(DATA SECTION Opens)

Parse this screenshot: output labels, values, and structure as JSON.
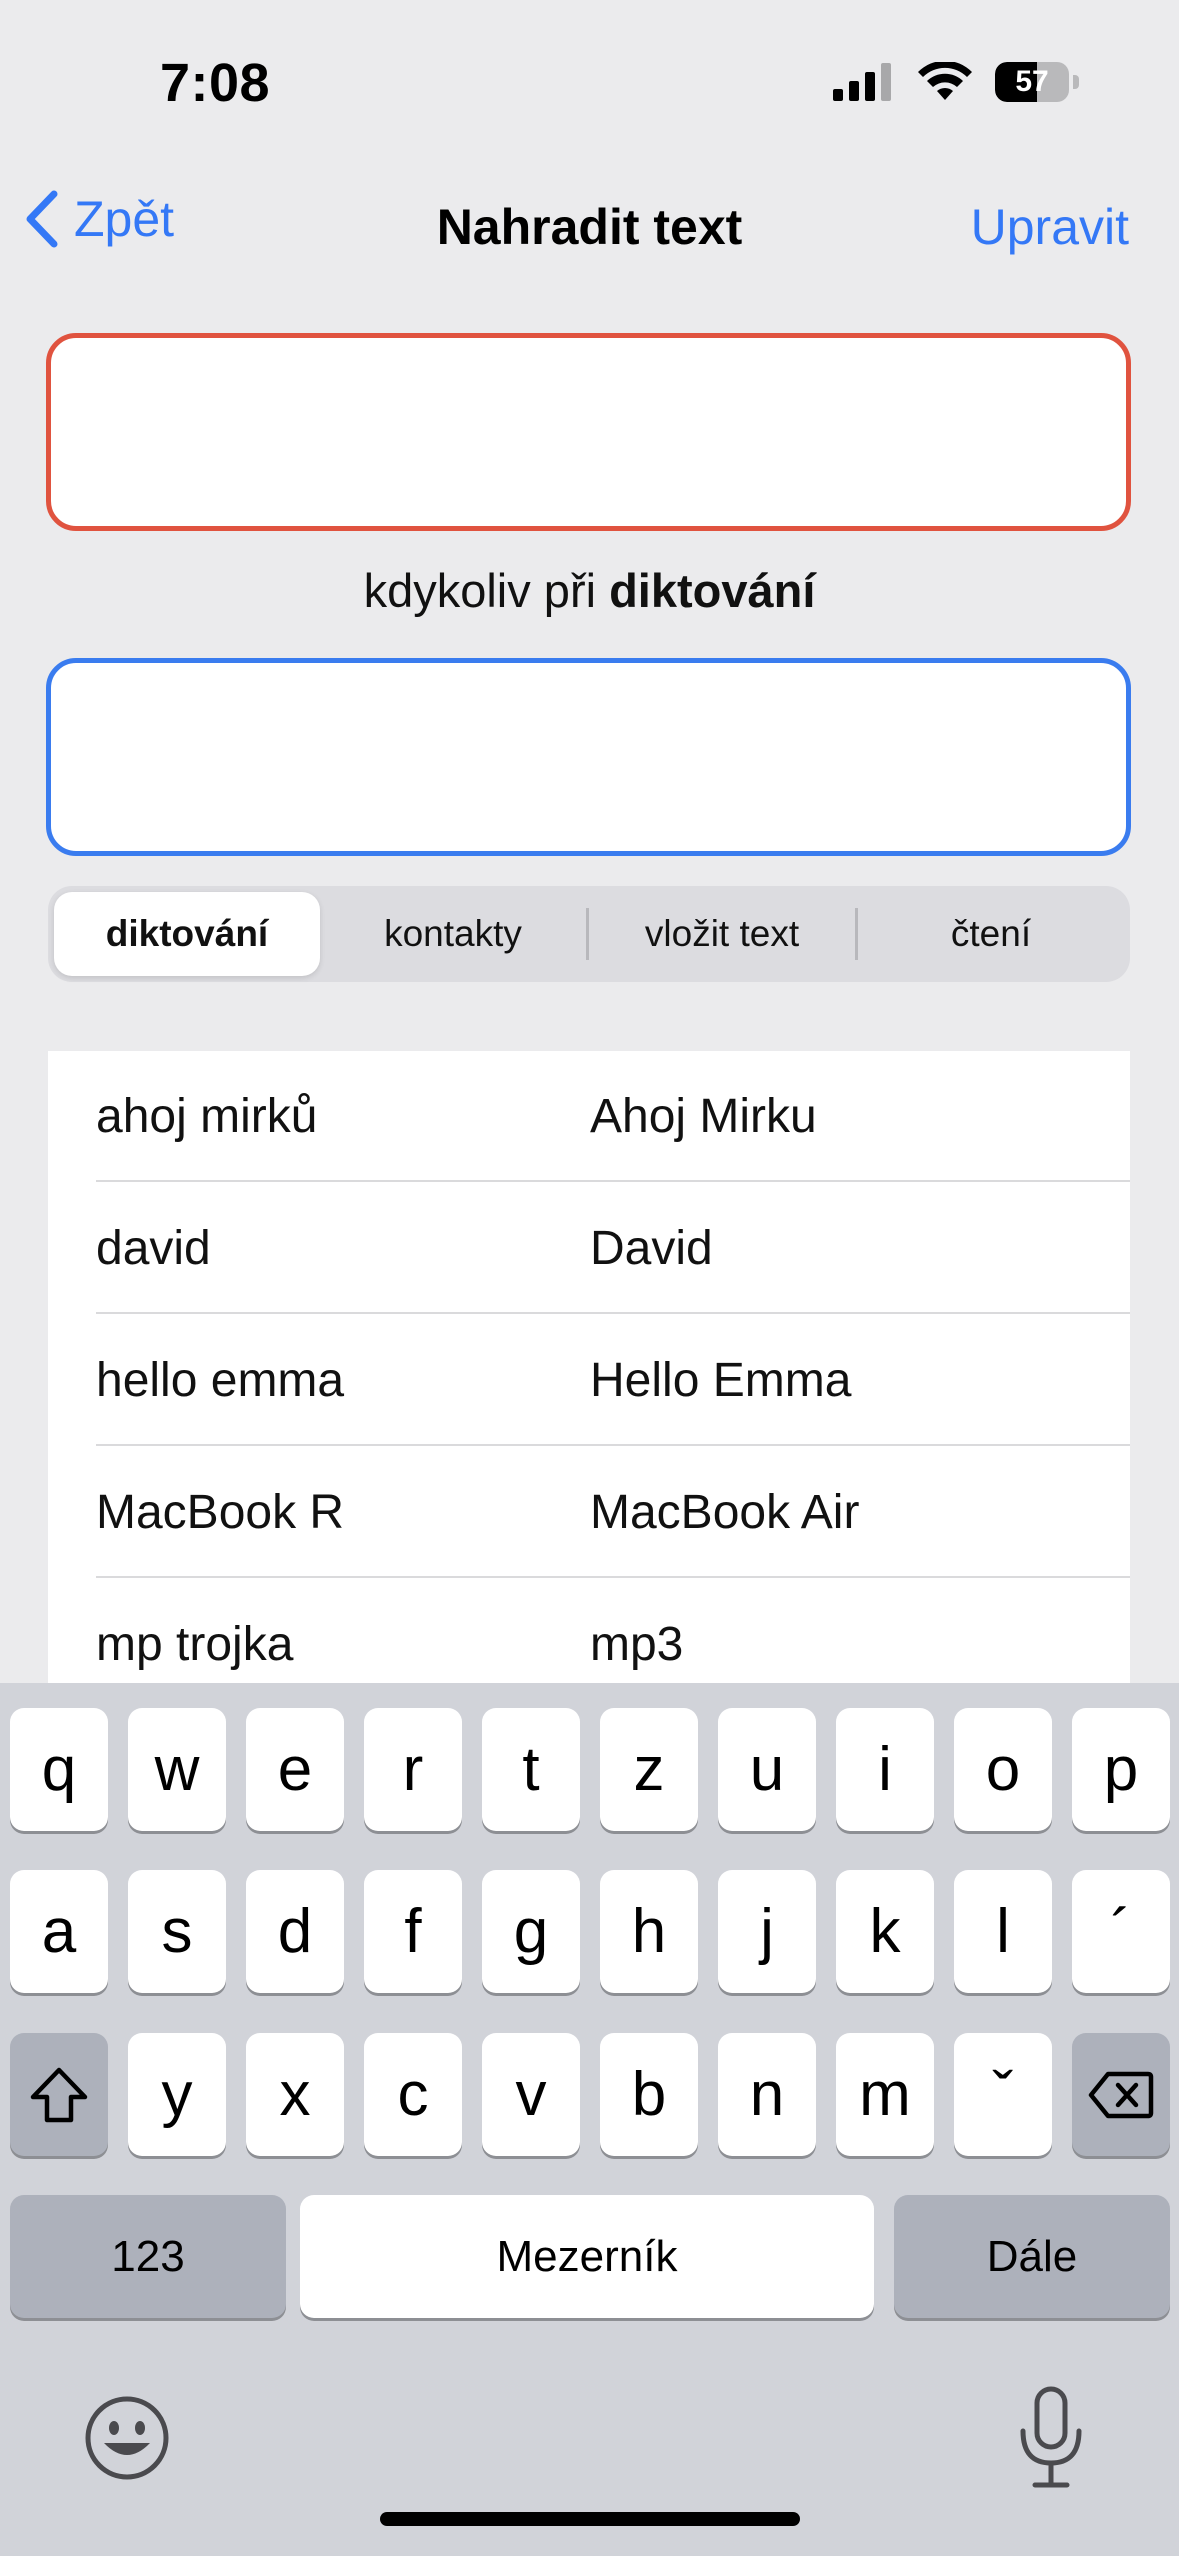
{
  "status": {
    "time": "7:08",
    "battery": "57",
    "battery_level_percent": 57
  },
  "nav": {
    "back_label": "Zpět",
    "title": "Nahradit text",
    "edit_label": "Upravit"
  },
  "fields": {
    "phrase_value": "",
    "replacement_value": "",
    "caption_prefix": "kdykoliv při",
    "caption_bold": "diktování"
  },
  "segments": [
    {
      "label": "diktování",
      "active": true
    },
    {
      "label": "kontakty",
      "active": false
    },
    {
      "label": "vložit text",
      "active": false
    },
    {
      "label": "čtení",
      "active": false
    }
  ],
  "replacements": [
    {
      "phrase": "ahoj mirků",
      "replacement": "Ahoj Mirku"
    },
    {
      "phrase": "david",
      "replacement": "David"
    },
    {
      "phrase": "hello emma",
      "replacement": "Hello Emma"
    },
    {
      "phrase": "MacBook R",
      "replacement": "MacBook Air"
    },
    {
      "phrase": "mp trojka",
      "replacement": "mp3"
    }
  ],
  "keyboard": {
    "row1": [
      "q",
      "w",
      "e",
      "r",
      "t",
      "z",
      "u",
      "i",
      "o",
      "p"
    ],
    "row2": [
      "a",
      "s",
      "d",
      "f",
      "g",
      "h",
      "j",
      "k",
      "l",
      "´"
    ],
    "row3": [
      "y",
      "x",
      "c",
      "v",
      "b",
      "n",
      "m",
      "ˇ"
    ],
    "numbers_label": "123",
    "space_label": "Mezerník",
    "return_label": "Dále",
    "icons": {
      "shift": "shift-icon",
      "backspace": "backspace-icon",
      "emoji": "emoji-icon",
      "mic": "microphone-icon"
    }
  },
  "colors": {
    "accent": "#3478f6",
    "phrase_border": "#e0533f",
    "replacement_border": "#3a7cef",
    "background": "#ebebed",
    "keyboard_bg": "#d1d3d9"
  }
}
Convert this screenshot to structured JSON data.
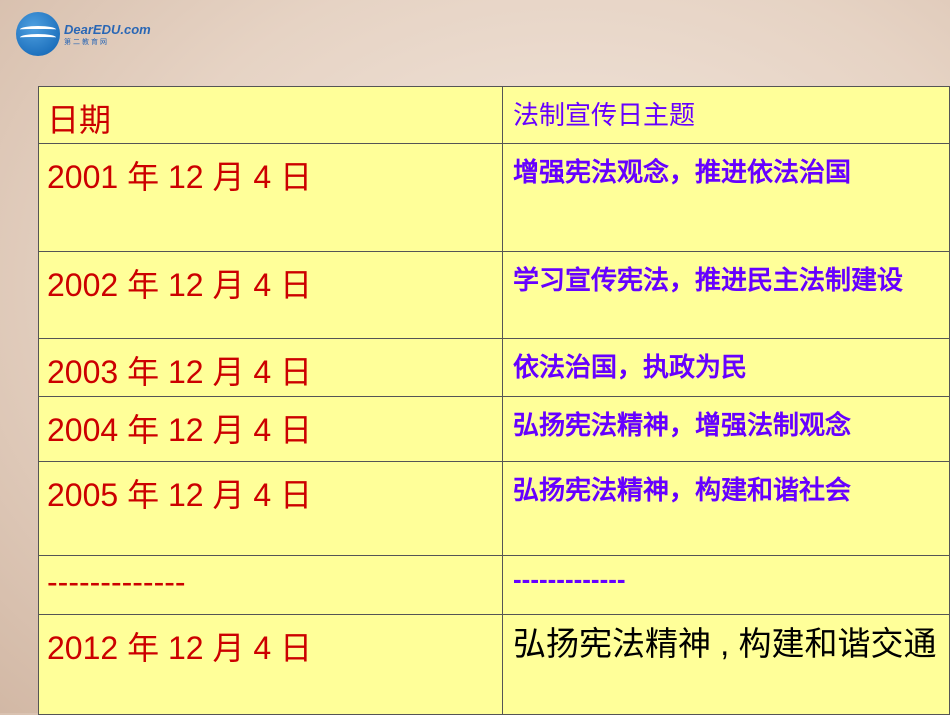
{
  "logo": {
    "name": "DearEDU.com",
    "subtitle": "第二教育网"
  },
  "table": {
    "headers": [
      "日期",
      "法制宣传日主题"
    ],
    "rows": [
      {
        "date": "2001 年 12 月 4 日",
        "theme": "增强宪法观念，推进依法治国"
      },
      {
        "date": "2002 年 12 月 4 日",
        "theme": "学习宣传宪法，推进民主法制建设"
      },
      {
        "date": "2003 年 12 月 4 日",
        "theme": "依法治国，执政为民"
      },
      {
        "date": "2004 年 12 月 4 日",
        "theme": "弘扬宪法精神，增强法制观念"
      },
      {
        "date": "2005 年 12 月 4 日",
        "theme": "弘扬宪法精神，构建和谐社会"
      },
      {
        "date": "-------------",
        "theme": "-------------"
      },
      {
        "date": "2012 年 12 月 4 日",
        "theme": "弘扬宪法精神 , 构建和谐交通"
      }
    ]
  }
}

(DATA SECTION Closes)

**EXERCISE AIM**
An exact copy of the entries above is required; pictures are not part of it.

**EXERCISE RESULT**
Parse this screenshot: output labels, values, and structure as JSON.
{
  "status": {
    "time": "7:08",
    "battery": "57",
    "battery_level_percent": 57
  },
  "nav": {
    "back_label": "Zpět",
    "title": "Nahradit text",
    "edit_label": "Upravit"
  },
  "fields": {
    "phrase_value": "",
    "replacement_value": "",
    "caption_prefix": "kdykoliv při",
    "caption_bold": "diktování"
  },
  "segments": [
    {
      "label": "diktování",
      "active": true
    },
    {
      "label": "kontakty",
      "active": false
    },
    {
      "label": "vložit text",
      "active": false
    },
    {
      "label": "čtení",
      "active": false
    }
  ],
  "replacements": [
    {
      "phrase": "ahoj mirků",
      "replacement": "Ahoj Mirku"
    },
    {
      "phrase": "david",
      "replacement": "David"
    },
    {
      "phrase": "hello emma",
      "replacement": "Hello Emma"
    },
    {
      "phrase": "MacBook R",
      "replacement": "MacBook Air"
    },
    {
      "phrase": "mp trojka",
      "replacement": "mp3"
    }
  ],
  "keyboard": {
    "row1": [
      "q",
      "w",
      "e",
      "r",
      "t",
      "z",
      "u",
      "i",
      "o",
      "p"
    ],
    "row2": [
      "a",
      "s",
      "d",
      "f",
      "g",
      "h",
      "j",
      "k",
      "l",
      "´"
    ],
    "row3": [
      "y",
      "x",
      "c",
      "v",
      "b",
      "n",
      "m",
      "ˇ"
    ],
    "numbers_label": "123",
    "space_label": "Mezerník",
    "return_label": "Dále",
    "icons": {
      "shift": "shift-icon",
      "backspace": "backspace-icon",
      "emoji": "emoji-icon",
      "mic": "microphone-icon"
    }
  },
  "colors": {
    "accent": "#3478f6",
    "phrase_border": "#e0533f",
    "replacement_border": "#3a7cef",
    "background": "#ebebed",
    "keyboard_bg": "#d1d3d9"
  }
}
Convert this screenshot to structured JSON data.
{
  "logo": {
    "name": "DearEDU.com",
    "subtitle": "第二教育网"
  },
  "table": {
    "headers": [
      "日期",
      "法制宣传日主题"
    ],
    "rows": [
      {
        "date": "2001 年 12 月 4 日",
        "theme": "增强宪法观念，推进依法治国"
      },
      {
        "date": "2002 年 12 月 4 日",
        "theme": "学习宣传宪法，推进民主法制建设"
      },
      {
        "date": "2003 年 12 月 4 日",
        "theme": "依法治国，执政为民"
      },
      {
        "date": "2004 年 12 月 4 日",
        "theme": "弘扬宪法精神，增强法制观念"
      },
      {
        "date": "2005 年 12 月 4 日",
        "theme": "弘扬宪法精神，构建和谐社会"
      },
      {
        "date": "-------------",
        "theme": "-------------"
      },
      {
        "date": "2012 年 12 月 4 日",
        "theme": "弘扬宪法精神 , 构建和谐交通"
      }
    ]
  }
}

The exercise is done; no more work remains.